# [Problem requirements]
Omitting all images, set down every line below exactly as it appears.

• • • • •

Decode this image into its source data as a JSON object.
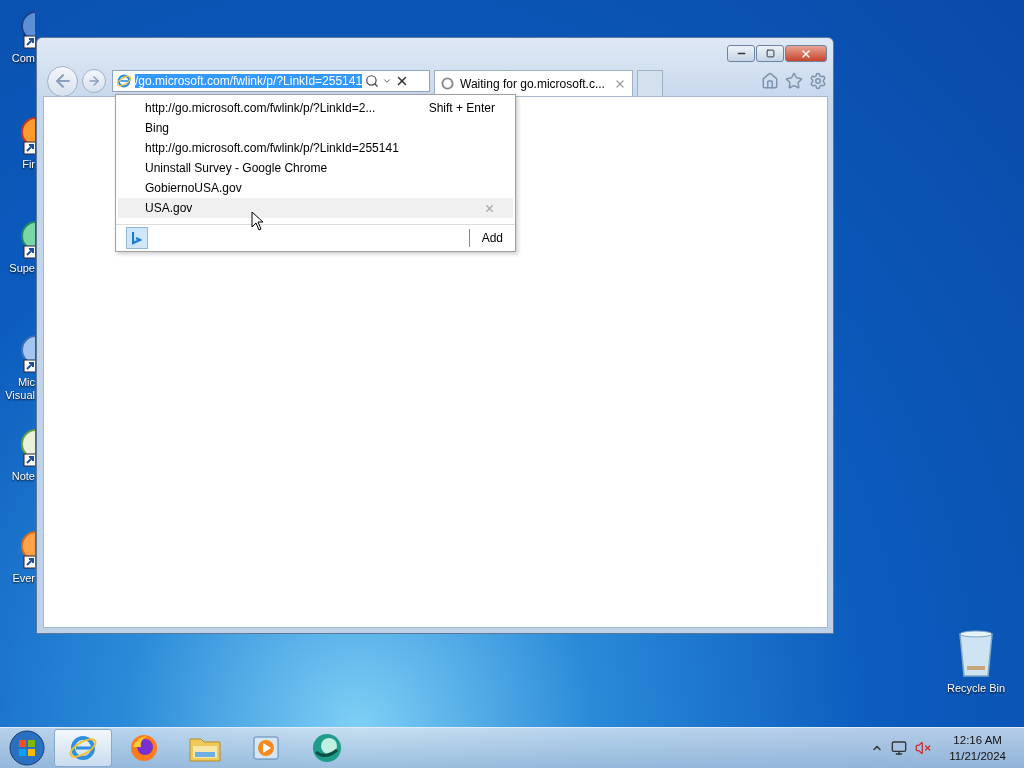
{
  "desktop_icons": [
    {
      "label": "Com",
      "kind": "computer"
    },
    {
      "label": "Fir",
      "kind": "firefox"
    },
    {
      "label": "Supe",
      "kind": "globe"
    },
    {
      "label": "Mic\nVisual",
      "kind": "studio"
    },
    {
      "label": "Note",
      "kind": "notepad"
    },
    {
      "label": "Ever",
      "kind": "everything"
    }
  ],
  "recycle_bin": {
    "label": "Recycle Bin"
  },
  "browser": {
    "address": {
      "text": "/go.microsoft.com/fwlink/p/?LinkId=255141",
      "highlighted": true
    },
    "tabs": [
      {
        "title": "Waiting for go.microsoft.c...",
        "selected": true,
        "loading": true
      }
    ],
    "suggestions": [
      {
        "text": "http://go.microsoft.com/fwlink/p/?LinkId=2...",
        "hint": "Shift + Enter",
        "selected": false
      },
      {
        "text": "Bing",
        "selected": false
      },
      {
        "text": "http://go.microsoft.com/fwlink/p/?LinkId=255141",
        "selected": false
      },
      {
        "text": "Uninstall Survey - Google Chrome",
        "selected": false
      },
      {
        "text": "GobiernoUSA.gov",
        "selected": false
      },
      {
        "text": "USA.gov",
        "selected": true
      }
    ],
    "add_label": "Add"
  },
  "taskbar": {
    "apps": [
      {
        "kind": "ie",
        "selected": true
      },
      {
        "kind": "firefox",
        "selected": false
      },
      {
        "kind": "folder",
        "selected": false
      },
      {
        "kind": "media",
        "selected": false
      },
      {
        "kind": "app",
        "selected": false
      }
    ],
    "time": "12:16 AM",
    "date": "11/21/2024"
  }
}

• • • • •

# [Exercise response]
Decode this image into its source data as a JSON object.
{
  "desktop_icons": [
    {
      "label": "Com",
      "kind": "computer"
    },
    {
      "label": "Fir",
      "kind": "firefox"
    },
    {
      "label": "Supe",
      "kind": "globe"
    },
    {
      "label": "Mic\nVisual",
      "kind": "studio"
    },
    {
      "label": "Note",
      "kind": "notepad"
    },
    {
      "label": "Ever",
      "kind": "everything"
    }
  ],
  "recycle_bin": {
    "label": "Recycle Bin"
  },
  "browser": {
    "address": {
      "text": "/go.microsoft.com/fwlink/p/?LinkId=255141",
      "highlighted": true
    },
    "tabs": [
      {
        "title": "Waiting for go.microsoft.c...",
        "selected": true,
        "loading": true
      }
    ],
    "suggestions": [
      {
        "text": "http://go.microsoft.com/fwlink/p/?LinkId=2...",
        "hint": "Shift + Enter",
        "selected": false
      },
      {
        "text": "Bing",
        "selected": false
      },
      {
        "text": "http://go.microsoft.com/fwlink/p/?LinkId=255141",
        "selected": false
      },
      {
        "text": "Uninstall Survey - Google Chrome",
        "selected": false
      },
      {
        "text": "GobiernoUSA.gov",
        "selected": false
      },
      {
        "text": "USA.gov",
        "selected": true
      }
    ],
    "add_label": "Add"
  },
  "taskbar": {
    "apps": [
      {
        "kind": "ie",
        "selected": true
      },
      {
        "kind": "firefox",
        "selected": false
      },
      {
        "kind": "folder",
        "selected": false
      },
      {
        "kind": "media",
        "selected": false
      },
      {
        "kind": "app",
        "selected": false
      }
    ],
    "time": "12:16 AM",
    "date": "11/21/2024"
  }
}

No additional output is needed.